Task input —

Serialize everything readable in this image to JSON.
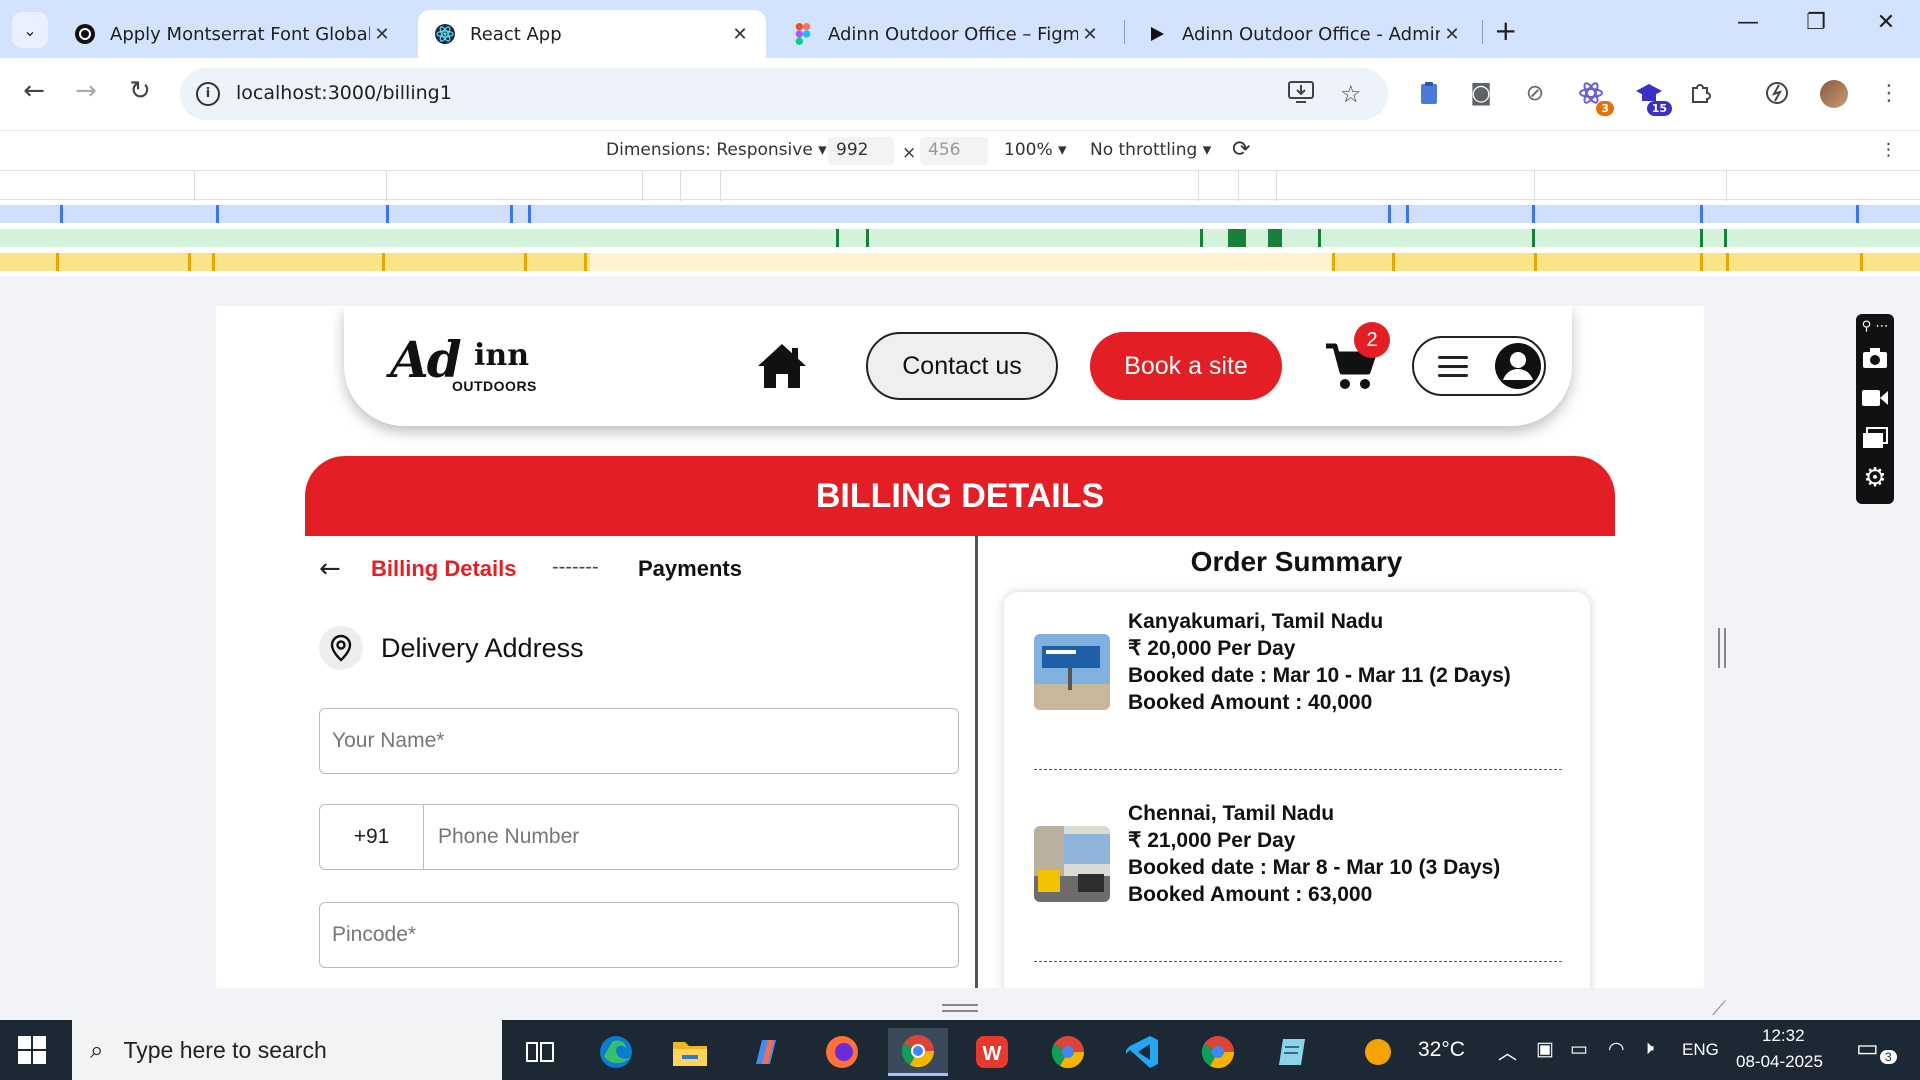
{
  "browser": {
    "tabs": [
      {
        "title": "Apply Montserrat Font Globally",
        "active": false
      },
      {
        "title": "React App",
        "active": true
      },
      {
        "title": "Adinn Outdoor Office – Figma",
        "active": false
      },
      {
        "title": "Adinn Outdoor Office - Admin p",
        "active": false
      }
    ],
    "url": "localhost:3000/billing1",
    "ext_badges": {
      "first": "3",
      "second": "15"
    }
  },
  "devtools": {
    "dimensions_label": "Dimensions: Responsive",
    "width": "992",
    "height": "456",
    "zoom": "100%",
    "throttling": "No throttling"
  },
  "site": {
    "nav": {
      "logo_ad": "Ad",
      "logo_inn": "inn",
      "logo_outdoors": "OUTDOORS",
      "contact_label": "Contact us",
      "book_label": "Book a site",
      "cart_count": "2"
    },
    "billing_title": "BILLING DETAILS",
    "steps": {
      "active": "Billing Details",
      "separator": "-------",
      "next": "Payments"
    },
    "address": {
      "title": "Delivery Address",
      "name_placeholder": "Your Name*",
      "phone_code": "+91",
      "phone_placeholder": "Phone Number",
      "pincode_placeholder": "Pincode*"
    },
    "summary": {
      "title": "Order Summary",
      "items": [
        {
          "location": "Kanyakumari, Tamil Nadu",
          "price": "₹ 20,000 Per Day",
          "booked_date": "Booked date : Mar 10 - Mar 11 (2 Days)",
          "booked_amount": "Booked Amount : 40,000"
        },
        {
          "location": "Chennai, Tamil Nadu",
          "price": "₹ 21,000 Per Day",
          "booked_date": "Booked date : Mar 8 - Mar 10 (3 Days)",
          "booked_amount": "Booked Amount : 63,000"
        }
      ]
    }
  },
  "taskbar": {
    "search_placeholder": "Type here to search",
    "weather": "32°C",
    "language": "ENG",
    "time": "12:32",
    "date": "08-04-2025",
    "notifications": "3"
  },
  "colors": {
    "brand_red": "#e31e24",
    "chrome_tabstrip": "#d3e3fd",
    "taskbar": "#1c2833"
  }
}
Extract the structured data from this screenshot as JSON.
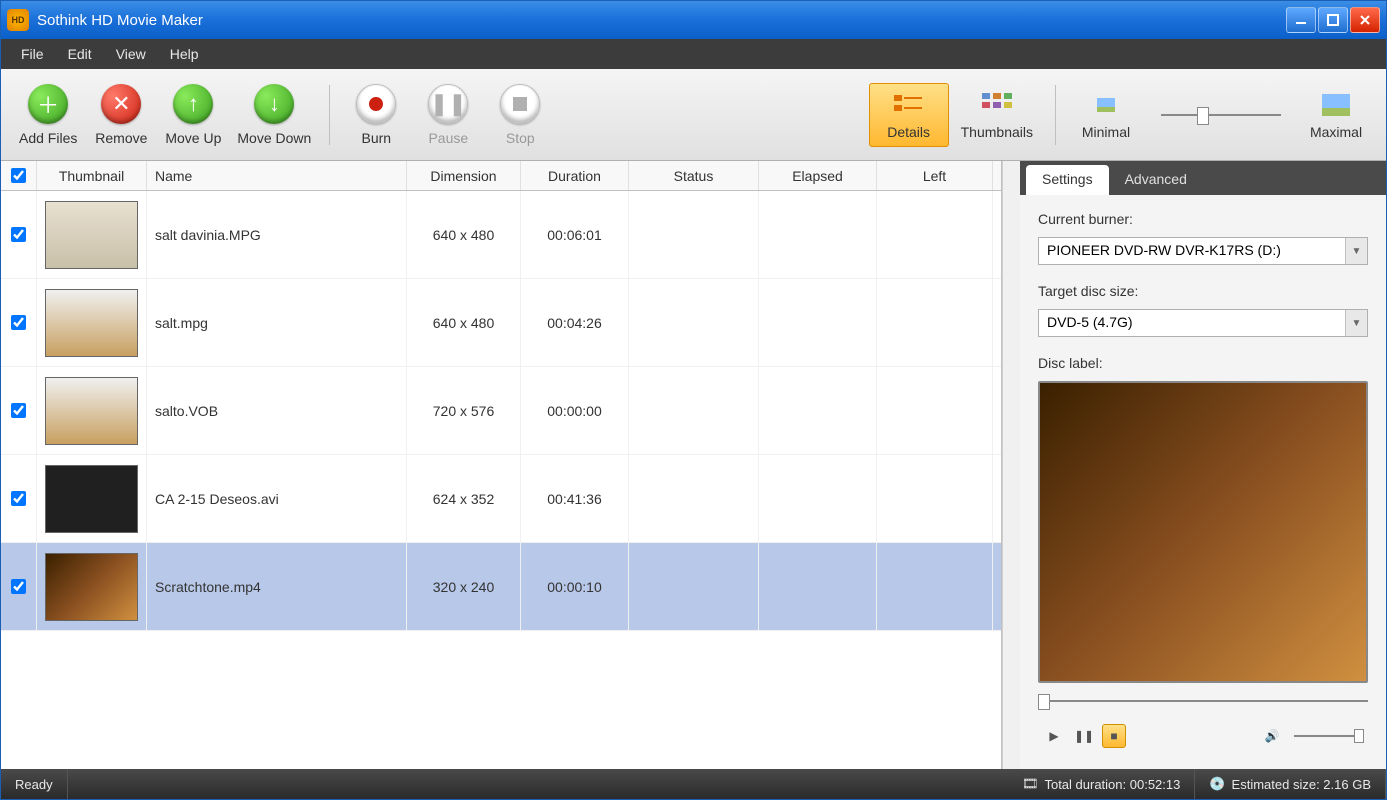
{
  "app": {
    "title": "Sothink HD Movie Maker"
  },
  "menu": {
    "file": "File",
    "edit": "Edit",
    "view": "View",
    "help": "Help"
  },
  "toolbar": {
    "add_files": "Add Files",
    "remove": "Remove",
    "move_up": "Move Up",
    "move_down": "Move Down",
    "burn": "Burn",
    "pause": "Pause",
    "stop": "Stop",
    "details": "Details",
    "thumbnails": "Thumbnails",
    "minimal": "Minimal",
    "maximal": "Maximal"
  },
  "columns": {
    "thumbnail": "Thumbnail",
    "name": "Name",
    "dimension": "Dimension",
    "duration": "Duration",
    "status": "Status",
    "elapsed": "Elapsed",
    "left": "Left"
  },
  "rows": [
    {
      "checked": true,
      "name": "salt davinia.MPG",
      "dimension": "640 x 480",
      "duration": "00:06:01",
      "selected": false,
      "thumb_bg": "linear-gradient(#e8e0d0,#c8c0a8)"
    },
    {
      "checked": true,
      "name": "salt.mpg",
      "dimension": "640 x 480",
      "duration": "00:04:26",
      "selected": false,
      "thumb_bg": "linear-gradient(#f0f0f0,#c8a060)"
    },
    {
      "checked": true,
      "name": "salto.VOB",
      "dimension": "720 x 576",
      "duration": "00:00:00",
      "selected": false,
      "thumb_bg": "linear-gradient(#f0f0f0,#c8a060)"
    },
    {
      "checked": true,
      "name": "CA 2-15 Deseos.avi",
      "dimension": "624 x 352",
      "duration": "00:41:36",
      "selected": false,
      "thumb_bg": "#202020"
    },
    {
      "checked": true,
      "name": "Scratchtone.mp4",
      "dimension": "320 x 240",
      "duration": "00:00:10",
      "selected": true,
      "thumb_bg": "linear-gradient(135deg,#3a2000,#8a5020,#d09040)"
    }
  ],
  "right": {
    "tab_settings": "Settings",
    "tab_advanced": "Advanced",
    "burner_label": "Current burner:",
    "burner_value": "PIONEER DVD-RW DVR-K17RS (D:)",
    "disc_size_label": "Target disc size:",
    "disc_size_value": "DVD-5 (4.7G)",
    "disc_label_label": "Disc label:"
  },
  "status": {
    "ready": "Ready",
    "total_duration": "Total duration: 00:52:13",
    "estimated_size": "Estimated size: 2.16 GB"
  }
}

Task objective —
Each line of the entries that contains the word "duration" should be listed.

Worked solution —
    "duration": "Duration",
      "duration": "00:06:01",
      "duration": "00:04:26",
      "duration": "00:00:00",
      "duration": "00:41:36",
      "duration": "00:00:10",
    "total_duration": "Total duration: 00:52:13",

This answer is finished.